Required action :: Count every line in the data below where "title" occurs, then state that number and nothing more.

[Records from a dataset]
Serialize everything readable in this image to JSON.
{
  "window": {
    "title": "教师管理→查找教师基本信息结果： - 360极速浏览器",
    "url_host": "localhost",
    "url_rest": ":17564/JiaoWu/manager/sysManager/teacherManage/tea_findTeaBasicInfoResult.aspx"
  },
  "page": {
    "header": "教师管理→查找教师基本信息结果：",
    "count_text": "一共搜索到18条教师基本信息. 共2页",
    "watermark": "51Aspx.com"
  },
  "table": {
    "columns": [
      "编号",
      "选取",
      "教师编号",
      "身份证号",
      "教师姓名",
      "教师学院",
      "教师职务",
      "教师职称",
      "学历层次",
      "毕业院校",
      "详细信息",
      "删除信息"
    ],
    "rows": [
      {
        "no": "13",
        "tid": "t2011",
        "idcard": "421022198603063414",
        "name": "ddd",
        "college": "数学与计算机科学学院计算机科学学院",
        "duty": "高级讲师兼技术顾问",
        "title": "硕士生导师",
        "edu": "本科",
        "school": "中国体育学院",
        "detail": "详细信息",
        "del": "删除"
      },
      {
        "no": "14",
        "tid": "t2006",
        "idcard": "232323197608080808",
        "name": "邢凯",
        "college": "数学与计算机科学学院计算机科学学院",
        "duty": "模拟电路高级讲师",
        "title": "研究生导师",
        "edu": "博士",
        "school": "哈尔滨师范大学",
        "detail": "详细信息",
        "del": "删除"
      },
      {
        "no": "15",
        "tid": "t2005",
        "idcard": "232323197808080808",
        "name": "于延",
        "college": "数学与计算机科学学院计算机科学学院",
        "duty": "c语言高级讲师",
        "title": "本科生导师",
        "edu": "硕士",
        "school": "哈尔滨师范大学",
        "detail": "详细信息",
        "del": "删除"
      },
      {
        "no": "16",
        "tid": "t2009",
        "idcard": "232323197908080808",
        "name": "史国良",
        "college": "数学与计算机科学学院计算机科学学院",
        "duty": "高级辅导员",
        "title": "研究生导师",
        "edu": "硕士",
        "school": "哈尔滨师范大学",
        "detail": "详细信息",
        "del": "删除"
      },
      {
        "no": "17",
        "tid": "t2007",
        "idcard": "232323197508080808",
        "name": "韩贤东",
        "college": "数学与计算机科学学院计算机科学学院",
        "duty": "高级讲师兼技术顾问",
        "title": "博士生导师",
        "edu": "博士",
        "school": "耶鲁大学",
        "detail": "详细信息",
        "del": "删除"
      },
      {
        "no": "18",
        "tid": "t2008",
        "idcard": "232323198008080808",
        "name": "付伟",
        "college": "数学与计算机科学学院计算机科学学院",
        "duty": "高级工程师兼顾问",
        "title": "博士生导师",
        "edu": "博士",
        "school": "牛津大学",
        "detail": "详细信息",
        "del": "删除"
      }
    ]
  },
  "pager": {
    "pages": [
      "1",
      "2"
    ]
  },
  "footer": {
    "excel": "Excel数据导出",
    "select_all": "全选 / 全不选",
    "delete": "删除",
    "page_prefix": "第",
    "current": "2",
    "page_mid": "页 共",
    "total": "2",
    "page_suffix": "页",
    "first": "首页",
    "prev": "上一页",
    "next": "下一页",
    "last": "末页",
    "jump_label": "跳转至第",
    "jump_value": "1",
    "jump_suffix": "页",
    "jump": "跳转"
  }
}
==
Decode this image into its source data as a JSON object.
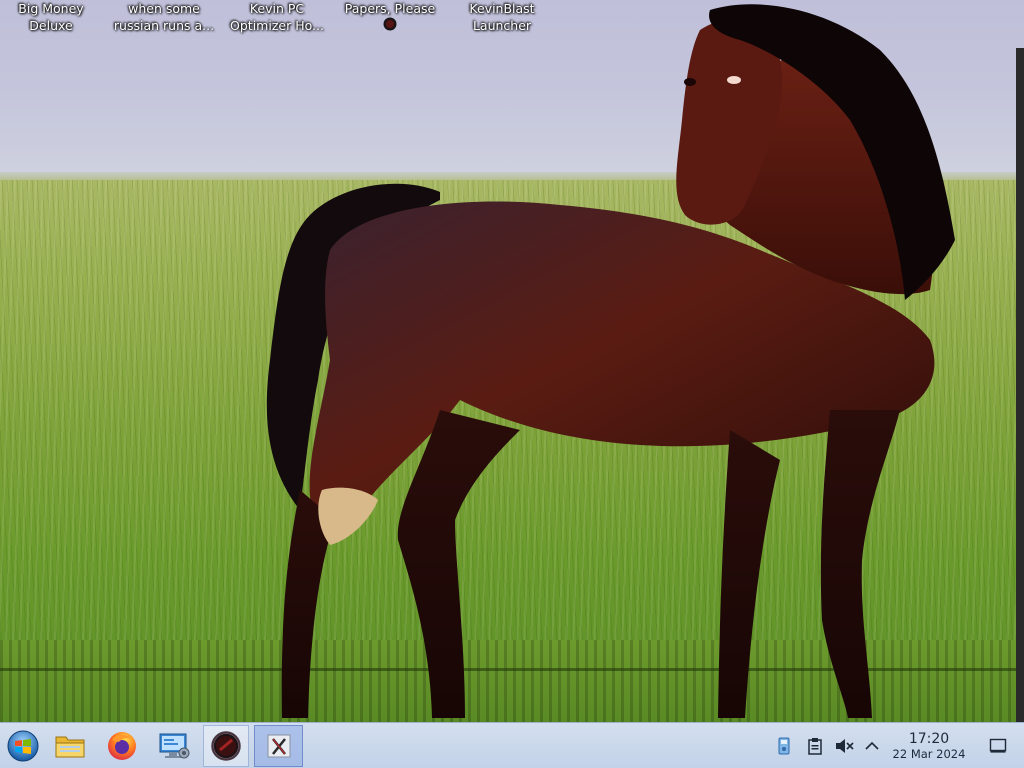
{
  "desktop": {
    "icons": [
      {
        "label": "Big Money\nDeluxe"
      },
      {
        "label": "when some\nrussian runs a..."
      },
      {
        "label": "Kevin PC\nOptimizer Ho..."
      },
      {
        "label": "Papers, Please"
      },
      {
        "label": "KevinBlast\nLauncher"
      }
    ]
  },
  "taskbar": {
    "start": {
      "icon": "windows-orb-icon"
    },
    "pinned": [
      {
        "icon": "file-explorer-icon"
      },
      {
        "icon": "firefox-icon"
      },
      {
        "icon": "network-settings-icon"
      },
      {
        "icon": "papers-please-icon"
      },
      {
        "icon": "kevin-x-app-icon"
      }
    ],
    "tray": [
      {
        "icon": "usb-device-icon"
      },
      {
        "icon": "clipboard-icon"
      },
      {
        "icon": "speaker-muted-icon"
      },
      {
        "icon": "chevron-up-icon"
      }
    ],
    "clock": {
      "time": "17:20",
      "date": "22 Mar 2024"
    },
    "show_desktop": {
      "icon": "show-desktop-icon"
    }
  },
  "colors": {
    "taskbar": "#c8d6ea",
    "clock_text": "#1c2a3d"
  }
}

Completed task :: 7